Component data from apps and pages

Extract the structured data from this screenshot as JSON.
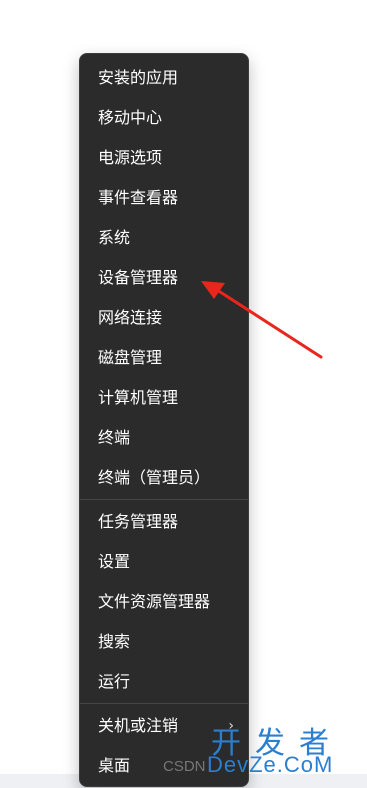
{
  "menu": {
    "group1": [
      {
        "label": "安装的应用"
      },
      {
        "label": "移动中心"
      },
      {
        "label": "电源选项"
      },
      {
        "label": "事件查看器"
      },
      {
        "label": "系统"
      },
      {
        "label": "设备管理器"
      },
      {
        "label": "网络连接"
      },
      {
        "label": "磁盘管理"
      },
      {
        "label": "计算机管理"
      },
      {
        "label": "终端"
      },
      {
        "label": "终端（管理员）"
      }
    ],
    "group2": [
      {
        "label": "任务管理器"
      },
      {
        "label": "设置"
      },
      {
        "label": "文件资源管理器"
      },
      {
        "label": "搜索"
      },
      {
        "label": "运行"
      }
    ],
    "group3": [
      {
        "label": "关机或注销",
        "submenu_arrow": "›"
      },
      {
        "label": "桌面"
      }
    ]
  },
  "annotation": {
    "color": "#e8261c",
    "points_to": "设备管理器"
  },
  "watermark": {
    "logo_top": "开发者",
    "logo_bottom": "DevZe.CoM",
    "csdn": "CSDN"
  },
  "colors": {
    "menu_bg": "#2b2b2b",
    "menu_text": "#ffffff",
    "separator": "#454545",
    "watermark": "#2a7fd0"
  }
}
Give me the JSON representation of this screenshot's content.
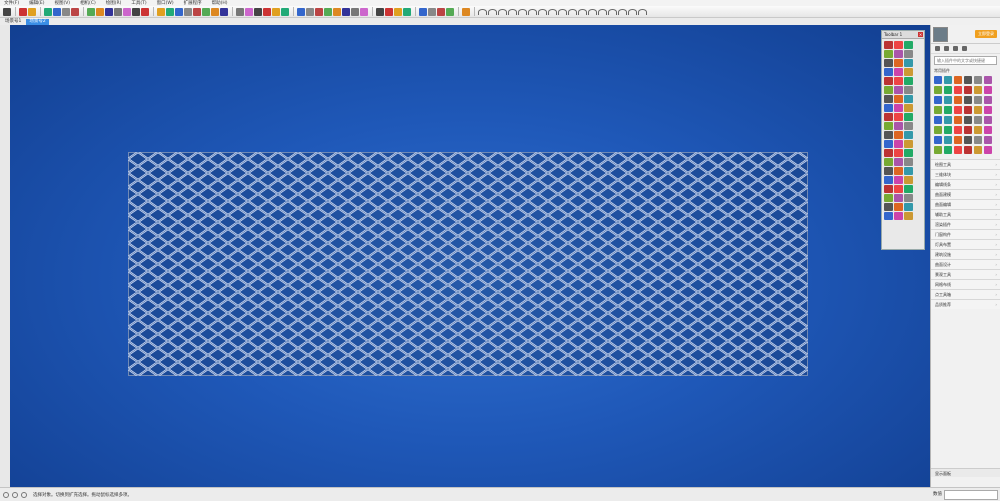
{
  "menubar": [
    "文件(F)",
    "编辑(E)",
    "视图(V)",
    "相机(C)",
    "绘图(R)",
    "工具(T)",
    "窗口(W)",
    "扩展程序",
    "帮助(H)"
  ],
  "tabs": [
    "场景号1",
    "场景号2"
  ],
  "active_tab": 1,
  "floating_toolbar": {
    "title": "Toolbar 1",
    "close": "×"
  },
  "right_panel": {
    "login_label": "立即登录",
    "search_placeholder": "输入插件中的文字或快捷键",
    "subtitle": "常用插件",
    "categories": [
      "绘图工具",
      "三维体块",
      "编辑线条",
      "曲面建模",
      "曲面编辑",
      "辅助工具",
      "渲染插件",
      "门窗构件",
      "灯具布置",
      "建筑设施",
      "曲面设计",
      "景观工具",
      "网格布线",
      "点工具箱",
      "品质推荐"
    ],
    "bottom_label": "显示面板"
  },
  "status": {
    "message": "选择对象。切换到扩充选择。拖动鼠标选择多项。",
    "measure_label": "数值"
  },
  "colors": {
    "viewport_center": "#2f6fd0",
    "viewport_edge": "#123f91",
    "mesh_line": "#c9d6f2",
    "accent": "#3a8ee6",
    "login": "#f0a020"
  }
}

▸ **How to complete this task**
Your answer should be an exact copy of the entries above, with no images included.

▸ **The answer**
Extract the structured data from this screenshot as JSON.
{
  "menu": {
    "group1": [
      {
        "label": "安装的应用"
      },
      {
        "label": "移动中心"
      },
      {
        "label": "电源选项"
      },
      {
        "label": "事件查看器"
      },
      {
        "label": "系统"
      },
      {
        "label": "设备管理器"
      },
      {
        "label": "网络连接"
      },
      {
        "label": "磁盘管理"
      },
      {
        "label": "计算机管理"
      },
      {
        "label": "终端"
      },
      {
        "label": "终端（管理员）"
      }
    ],
    "group2": [
      {
        "label": "任务管理器"
      },
      {
        "label": "设置"
      },
      {
        "label": "文件资源管理器"
      },
      {
        "label": "搜索"
      },
      {
        "label": "运行"
      }
    ],
    "group3": [
      {
        "label": "关机或注销",
        "submenu_arrow": "›"
      },
      {
        "label": "桌面"
      }
    ]
  },
  "annotation": {
    "color": "#e8261c",
    "points_to": "设备管理器"
  },
  "watermark": {
    "logo_top": "开发者",
    "logo_bottom": "DevZe.CoM",
    "csdn": "CSDN"
  },
  "colors": {
    "menu_bg": "#2b2b2b",
    "menu_text": "#ffffff",
    "separator": "#454545",
    "watermark": "#2a7fd0"
  }
}
Give me the JSON representation of this screenshot's content.
{
  "menubar": [
    "文件(F)",
    "编辑(E)",
    "视图(V)",
    "相机(C)",
    "绘图(R)",
    "工具(T)",
    "窗口(W)",
    "扩展程序",
    "帮助(H)"
  ],
  "tabs": [
    "场景号1",
    "场景号2"
  ],
  "active_tab": 1,
  "floating_toolbar": {
    "title": "Toolbar 1",
    "close": "×"
  },
  "right_panel": {
    "login_label": "立即登录",
    "search_placeholder": "输入插件中的文字或快捷键",
    "subtitle": "常用插件",
    "categories": [
      "绘图工具",
      "三维体块",
      "编辑线条",
      "曲面建模",
      "曲面编辑",
      "辅助工具",
      "渲染插件",
      "门窗构件",
      "灯具布置",
      "建筑设施",
      "曲面设计",
      "景观工具",
      "网格布线",
      "点工具箱",
      "品质推荐"
    ],
    "bottom_label": "显示面板"
  },
  "status": {
    "message": "选择对象。切换到扩充选择。拖动鼠标选择多项。",
    "measure_label": "数值"
  },
  "colors": {
    "viewport_center": "#2f6fd0",
    "viewport_edge": "#123f91",
    "mesh_line": "#c9d6f2",
    "accent": "#3a8ee6",
    "login": "#f0a020"
  }
}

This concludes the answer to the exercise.